EXERCISE AIM ▸
I'd like the entries that follow repeated exactly, with the pictures left out.

THE INPUT ▸
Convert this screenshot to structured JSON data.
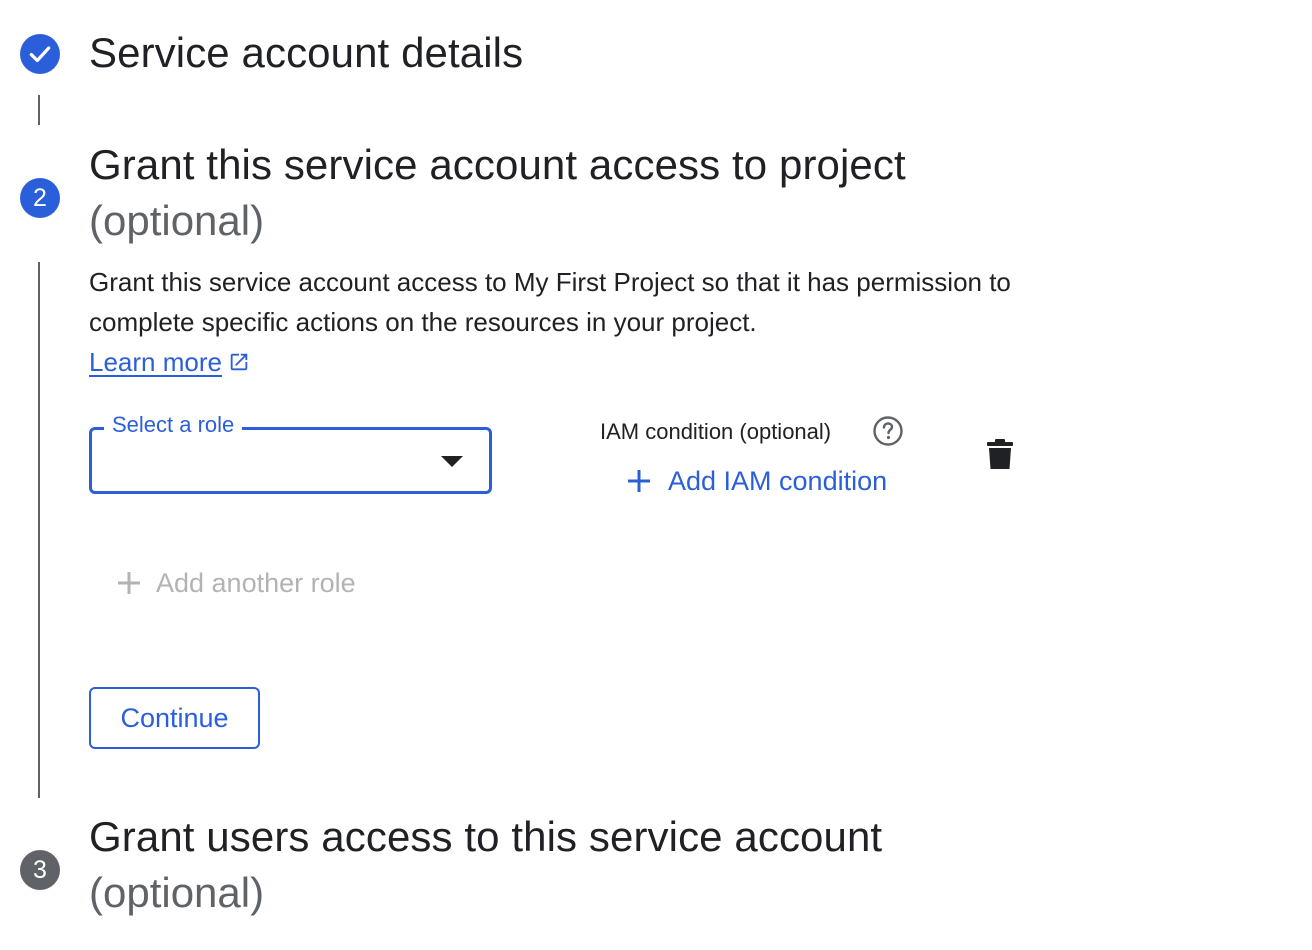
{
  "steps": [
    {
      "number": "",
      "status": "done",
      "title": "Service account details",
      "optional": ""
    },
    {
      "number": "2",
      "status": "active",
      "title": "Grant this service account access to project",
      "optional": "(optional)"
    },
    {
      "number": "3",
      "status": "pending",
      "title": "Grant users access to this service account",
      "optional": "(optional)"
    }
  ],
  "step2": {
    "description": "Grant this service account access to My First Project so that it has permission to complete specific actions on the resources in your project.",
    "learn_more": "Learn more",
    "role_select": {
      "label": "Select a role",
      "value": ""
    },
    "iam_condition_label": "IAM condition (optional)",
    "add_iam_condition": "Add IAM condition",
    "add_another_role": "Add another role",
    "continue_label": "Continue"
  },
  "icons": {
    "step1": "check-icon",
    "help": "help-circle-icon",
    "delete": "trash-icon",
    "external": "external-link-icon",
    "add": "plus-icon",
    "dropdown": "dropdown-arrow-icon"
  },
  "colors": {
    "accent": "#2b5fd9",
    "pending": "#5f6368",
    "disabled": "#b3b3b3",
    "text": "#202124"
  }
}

TASK SOLUTION ▸
Convert this screenshot to structured JSON data.
{
  "steps": [
    {
      "number": "",
      "status": "done",
      "title": "Service account details",
      "optional": ""
    },
    {
      "number": "2",
      "status": "active",
      "title": "Grant this service account access to project",
      "optional": "(optional)"
    },
    {
      "number": "3",
      "status": "pending",
      "title": "Grant users access to this service account",
      "optional": "(optional)"
    }
  ],
  "step2": {
    "description": "Grant this service account access to My First Project so that it has permission to complete specific actions on the resources in your project.",
    "learn_more": "Learn more",
    "role_select": {
      "label": "Select a role",
      "value": ""
    },
    "iam_condition_label": "IAM condition (optional)",
    "add_iam_condition": "Add IAM condition",
    "add_another_role": "Add another role",
    "continue_label": "Continue"
  },
  "icons": {
    "step1": "check-icon",
    "help": "help-circle-icon",
    "delete": "trash-icon",
    "external": "external-link-icon",
    "add": "plus-icon",
    "dropdown": "dropdown-arrow-icon"
  },
  "colors": {
    "accent": "#2b5fd9",
    "pending": "#5f6368",
    "disabled": "#b3b3b3",
    "text": "#202124"
  }
}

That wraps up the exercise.